The more ways in which testers do the unexpected, the more robust the application can become. Take our timesheet example. If the goal is to enter a set of time data, one would expect that, once the user hits “submit,” there would be some entries of time durations. What if there are none? Why did that happen? The application should probably prompt the user at this point with a message: “It looks like you don’t have any time entries. Is that right?”
Ideally, an application should give the user feedback throughout its use. If the user is on the right path, it should indicate that (“Timesheet submitted successfully—thank you!”). If something has gone wrong, the application should prompt the user (“Are you sure you worked 235 hours last week?”).
Defining that correct path requires knowing where users could trod—that is what your testing needs to reveal. Developers should act something like the university that wanted to place walking paths on their new campus: Instead of having the architect dictate where the paths would go, the university simply grew grass everywhere. After a few months, natural walking paths emerged, and the university simply placed their paved paths over those. The result was not only aesthetically pleasing, it was functional precisely because the paths naturally fit where people wanted to go.
Spiral Your Testing
In education, teachers will sometimes give students a “spiral review” that tests not only what the students just learned, but tests previous concepts as well to ensure the students are retaining what they’ve learned.
Testing needs to do the same thing, to a point. Developers often call this recursive testing or regression testing, but the idea is the same: re-running functional and non-functional tests to ensure that any changes that were made have not altered the performance of the software. For example, maybe the data validation on that timesheet worked fine last time, but now that you’ve introduced a new feature, the validation step does not trigger as it should. In this kind of scenario, we say that the software has regressed.
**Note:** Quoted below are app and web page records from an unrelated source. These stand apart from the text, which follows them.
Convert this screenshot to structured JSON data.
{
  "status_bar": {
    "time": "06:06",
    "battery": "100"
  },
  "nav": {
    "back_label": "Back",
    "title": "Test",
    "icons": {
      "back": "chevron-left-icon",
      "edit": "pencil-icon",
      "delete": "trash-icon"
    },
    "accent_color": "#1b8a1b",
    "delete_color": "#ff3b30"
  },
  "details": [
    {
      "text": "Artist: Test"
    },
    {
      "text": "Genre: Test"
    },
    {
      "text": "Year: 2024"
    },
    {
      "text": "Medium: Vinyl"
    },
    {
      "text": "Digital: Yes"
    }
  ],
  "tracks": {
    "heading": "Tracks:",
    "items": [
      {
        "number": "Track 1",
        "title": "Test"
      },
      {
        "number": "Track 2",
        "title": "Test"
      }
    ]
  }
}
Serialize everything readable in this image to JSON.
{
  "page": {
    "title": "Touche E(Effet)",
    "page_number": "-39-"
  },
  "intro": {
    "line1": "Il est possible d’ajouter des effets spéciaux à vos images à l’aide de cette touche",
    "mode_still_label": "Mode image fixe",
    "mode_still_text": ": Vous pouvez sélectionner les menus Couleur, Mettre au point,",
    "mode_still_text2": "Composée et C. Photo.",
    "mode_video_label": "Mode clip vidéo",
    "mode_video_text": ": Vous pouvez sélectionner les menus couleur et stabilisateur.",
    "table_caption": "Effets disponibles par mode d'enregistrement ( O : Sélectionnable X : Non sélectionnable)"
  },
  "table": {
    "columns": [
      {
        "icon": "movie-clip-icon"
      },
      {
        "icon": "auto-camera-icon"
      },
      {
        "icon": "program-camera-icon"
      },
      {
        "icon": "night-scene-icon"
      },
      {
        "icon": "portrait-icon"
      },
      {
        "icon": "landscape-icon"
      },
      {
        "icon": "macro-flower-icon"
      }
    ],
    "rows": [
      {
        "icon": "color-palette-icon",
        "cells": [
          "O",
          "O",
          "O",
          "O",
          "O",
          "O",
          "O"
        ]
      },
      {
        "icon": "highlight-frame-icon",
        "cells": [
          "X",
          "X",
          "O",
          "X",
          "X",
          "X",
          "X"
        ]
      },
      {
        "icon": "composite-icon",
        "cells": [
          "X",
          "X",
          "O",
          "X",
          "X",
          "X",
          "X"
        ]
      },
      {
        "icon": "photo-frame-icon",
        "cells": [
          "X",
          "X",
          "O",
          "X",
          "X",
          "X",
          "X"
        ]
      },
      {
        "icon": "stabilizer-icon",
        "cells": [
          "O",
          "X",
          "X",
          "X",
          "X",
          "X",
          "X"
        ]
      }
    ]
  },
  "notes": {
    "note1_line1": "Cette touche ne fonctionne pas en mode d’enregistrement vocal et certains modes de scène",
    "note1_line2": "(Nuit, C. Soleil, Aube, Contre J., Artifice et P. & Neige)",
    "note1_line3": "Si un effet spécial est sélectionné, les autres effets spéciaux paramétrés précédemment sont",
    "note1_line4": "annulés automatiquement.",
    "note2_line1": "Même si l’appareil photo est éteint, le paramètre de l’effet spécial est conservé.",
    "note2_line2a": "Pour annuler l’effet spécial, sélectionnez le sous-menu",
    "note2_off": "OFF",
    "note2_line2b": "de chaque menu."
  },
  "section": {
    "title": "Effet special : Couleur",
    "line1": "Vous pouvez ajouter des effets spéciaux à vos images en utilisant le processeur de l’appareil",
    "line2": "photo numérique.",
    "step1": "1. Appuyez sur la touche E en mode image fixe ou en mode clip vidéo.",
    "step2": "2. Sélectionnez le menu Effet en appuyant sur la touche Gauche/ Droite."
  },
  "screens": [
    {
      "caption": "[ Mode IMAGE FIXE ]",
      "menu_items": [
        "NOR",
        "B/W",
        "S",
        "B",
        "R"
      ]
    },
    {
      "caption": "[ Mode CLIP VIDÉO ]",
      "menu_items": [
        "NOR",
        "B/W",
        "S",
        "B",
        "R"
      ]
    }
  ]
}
The farther into development an application gets, and the longer the list of found defects, the larger the suite of regression tests grows. That suite can start to get unwieldy after a while. This is where test automation comes in handy. Developers might also opt to do a change impact analysis to determine an appropriate subset of tests that look at components most likely to have been impacted by a change. Clusters of these can be tested and fixed together.
Final Thoughts on Rigorous Application Testing
Applications are meant to get users from point A to point B quickly and without fuss. If your testers are following the main road and are armed with a map and a compass, they will of course succeed (or at least they should find it very hard to fail). What testing should do is reveal whether a user can get to point B when they don’t have a map, have a malfunctioning compass, and frequently wander off the road
The recipe here is meant to serve as a set of reminders about how to do just that. The feedback you’ll get from this style of testing is invaluable if you want to create a product that is truly successful.